### [What is expected]
Scan the data below and pick out the lines containing the word "date".

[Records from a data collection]
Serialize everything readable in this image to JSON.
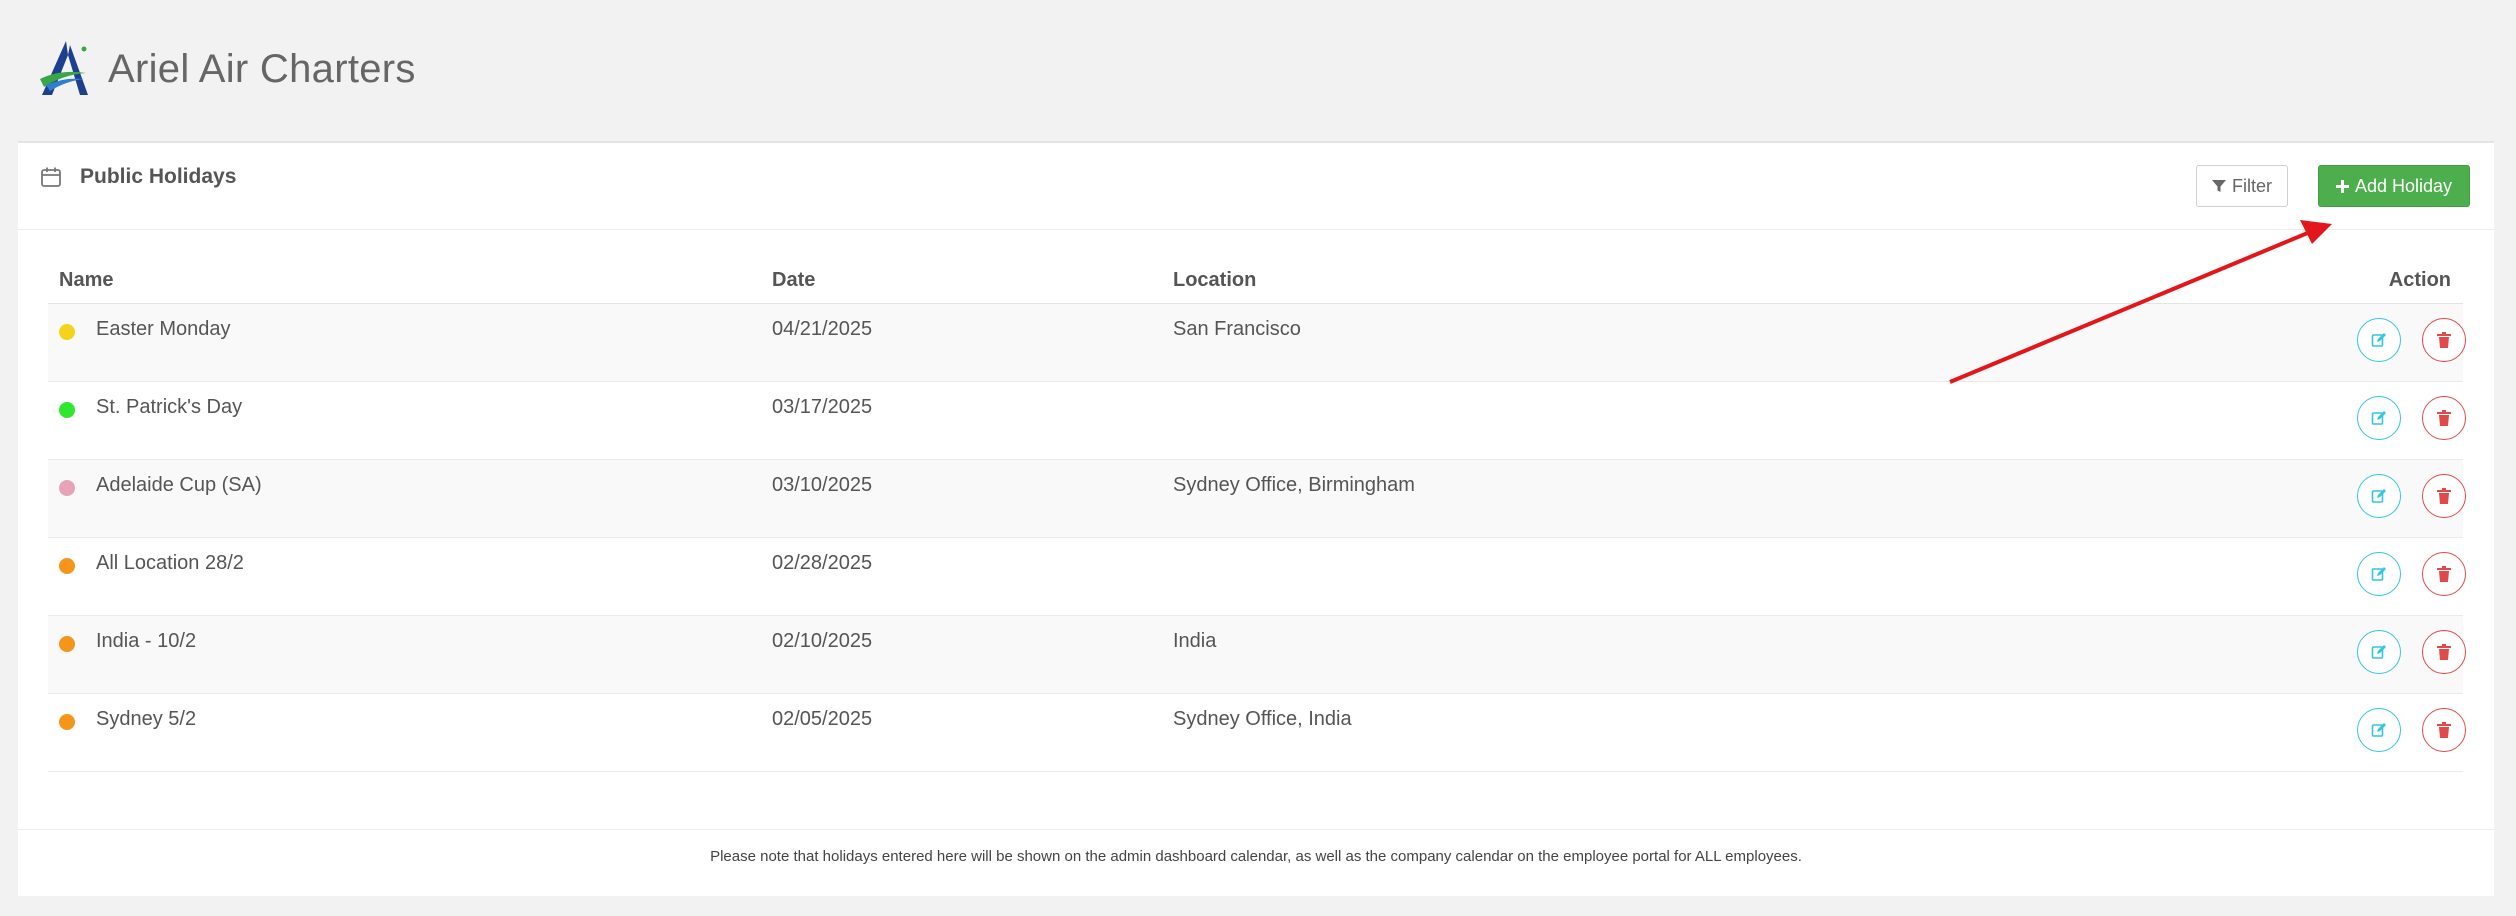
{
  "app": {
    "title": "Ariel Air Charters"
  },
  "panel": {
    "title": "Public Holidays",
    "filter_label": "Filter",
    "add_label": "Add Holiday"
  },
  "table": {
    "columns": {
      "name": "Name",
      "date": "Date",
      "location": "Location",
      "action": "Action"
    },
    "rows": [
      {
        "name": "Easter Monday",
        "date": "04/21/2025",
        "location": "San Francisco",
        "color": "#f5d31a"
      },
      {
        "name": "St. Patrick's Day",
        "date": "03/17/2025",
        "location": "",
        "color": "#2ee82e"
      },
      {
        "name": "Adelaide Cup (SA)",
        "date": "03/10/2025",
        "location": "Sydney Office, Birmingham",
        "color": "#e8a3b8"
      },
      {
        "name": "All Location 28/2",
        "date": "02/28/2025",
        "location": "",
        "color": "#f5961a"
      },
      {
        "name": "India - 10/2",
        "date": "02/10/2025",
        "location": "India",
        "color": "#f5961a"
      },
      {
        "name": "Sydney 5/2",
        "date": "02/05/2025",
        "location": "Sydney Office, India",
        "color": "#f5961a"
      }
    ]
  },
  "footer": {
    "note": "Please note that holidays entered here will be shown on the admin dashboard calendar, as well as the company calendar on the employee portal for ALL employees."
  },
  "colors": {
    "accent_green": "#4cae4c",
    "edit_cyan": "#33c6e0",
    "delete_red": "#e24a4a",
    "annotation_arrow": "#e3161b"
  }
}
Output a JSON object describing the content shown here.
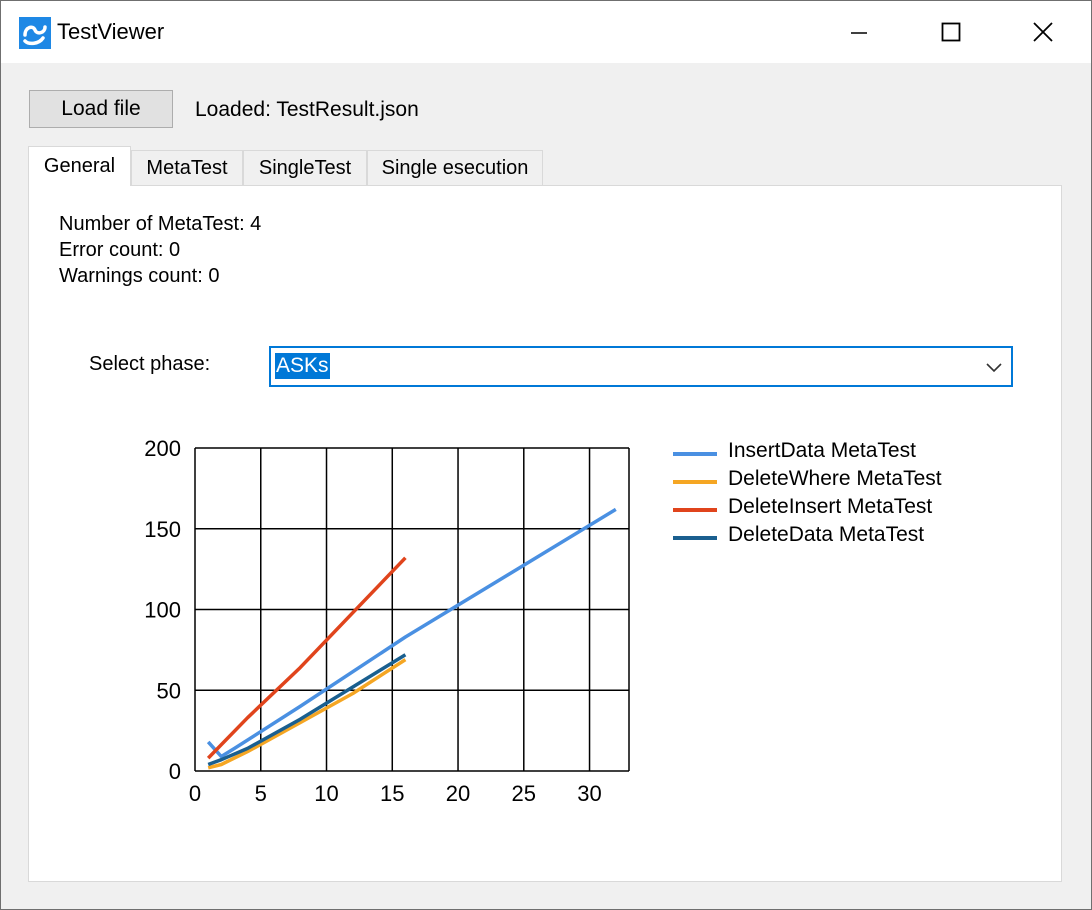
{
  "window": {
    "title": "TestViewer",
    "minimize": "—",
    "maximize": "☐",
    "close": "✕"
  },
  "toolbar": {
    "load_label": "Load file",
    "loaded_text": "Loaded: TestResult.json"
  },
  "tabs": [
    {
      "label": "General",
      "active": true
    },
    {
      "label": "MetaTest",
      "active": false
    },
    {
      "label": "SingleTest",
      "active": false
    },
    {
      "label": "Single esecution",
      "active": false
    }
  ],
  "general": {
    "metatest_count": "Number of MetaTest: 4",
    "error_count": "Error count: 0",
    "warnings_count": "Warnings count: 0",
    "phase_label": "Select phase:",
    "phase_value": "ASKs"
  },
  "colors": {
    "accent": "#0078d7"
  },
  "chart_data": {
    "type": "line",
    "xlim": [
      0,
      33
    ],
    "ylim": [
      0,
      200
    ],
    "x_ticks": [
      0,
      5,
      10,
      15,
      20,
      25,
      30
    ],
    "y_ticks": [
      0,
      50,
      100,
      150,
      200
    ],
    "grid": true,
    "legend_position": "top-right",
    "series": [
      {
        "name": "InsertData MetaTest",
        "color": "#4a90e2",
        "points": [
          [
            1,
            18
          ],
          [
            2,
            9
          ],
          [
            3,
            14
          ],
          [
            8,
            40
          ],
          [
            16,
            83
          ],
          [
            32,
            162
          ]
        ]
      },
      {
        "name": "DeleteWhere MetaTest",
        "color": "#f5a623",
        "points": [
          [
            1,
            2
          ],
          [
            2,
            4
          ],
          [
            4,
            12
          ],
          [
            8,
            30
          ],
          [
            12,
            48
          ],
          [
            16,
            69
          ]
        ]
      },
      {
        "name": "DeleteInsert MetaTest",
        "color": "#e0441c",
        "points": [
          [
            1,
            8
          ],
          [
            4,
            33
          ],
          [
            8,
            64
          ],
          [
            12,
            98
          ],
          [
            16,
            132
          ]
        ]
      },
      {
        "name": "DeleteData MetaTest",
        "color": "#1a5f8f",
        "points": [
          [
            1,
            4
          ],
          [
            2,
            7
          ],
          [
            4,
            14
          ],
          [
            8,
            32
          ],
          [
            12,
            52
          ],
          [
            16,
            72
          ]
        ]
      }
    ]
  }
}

### [The answer]
      "date": "Date",
        "date": "04/21/2025",
        "date": "03/17/2025",
        "date": "03/10/2025",
        "date": "02/28/2025",
        "date": "02/10/2025",
        "date": "02/05/2025",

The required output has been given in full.